Input records section start

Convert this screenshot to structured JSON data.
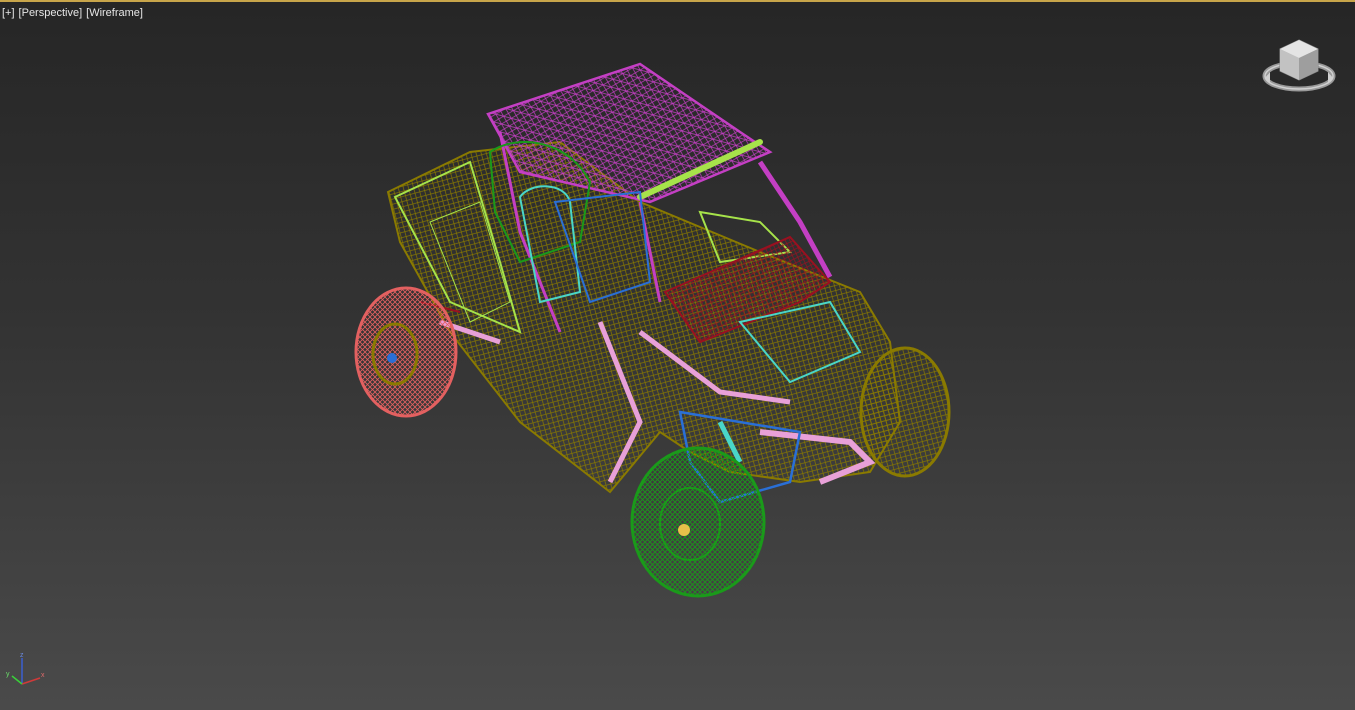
{
  "viewport": {
    "labels": {
      "menu": "[+]",
      "view": "[Perspective]",
      "shading": "[Wireframe]"
    },
    "accent_color": "#c8a54a",
    "viewcube_icon": "viewcube-icon",
    "axis_icon": "axis-tripod-icon",
    "axes": {
      "x": "x",
      "y": "y",
      "z": "z"
    },
    "wire_colors": {
      "olive": "#8a7a00",
      "magenta": "#c43fc4",
      "green": "#1a9a1a",
      "salmon": "#e36060",
      "blue": "#2a6fd6",
      "cyan": "#49d6c8",
      "pink": "#e8a0d8",
      "lime": "#a6e34a",
      "darkred": "#9a1020"
    }
  }
}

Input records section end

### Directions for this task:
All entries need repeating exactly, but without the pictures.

### Exercise output:
Convert this screenshot to structured JSON data.
{
  "viewport": {
    "labels": {
      "menu": "[+]",
      "view": "[Perspective]",
      "shading": "[Wireframe]"
    },
    "accent_color": "#c8a54a",
    "viewcube_icon": "viewcube-icon",
    "axis_icon": "axis-tripod-icon",
    "axes": {
      "x": "x",
      "y": "y",
      "z": "z"
    },
    "wire_colors": {
      "olive": "#8a7a00",
      "magenta": "#c43fc4",
      "green": "#1a9a1a",
      "salmon": "#e36060",
      "blue": "#2a6fd6",
      "cyan": "#49d6c8",
      "pink": "#e8a0d8",
      "lime": "#a6e34a",
      "darkred": "#9a1020"
    }
  }
}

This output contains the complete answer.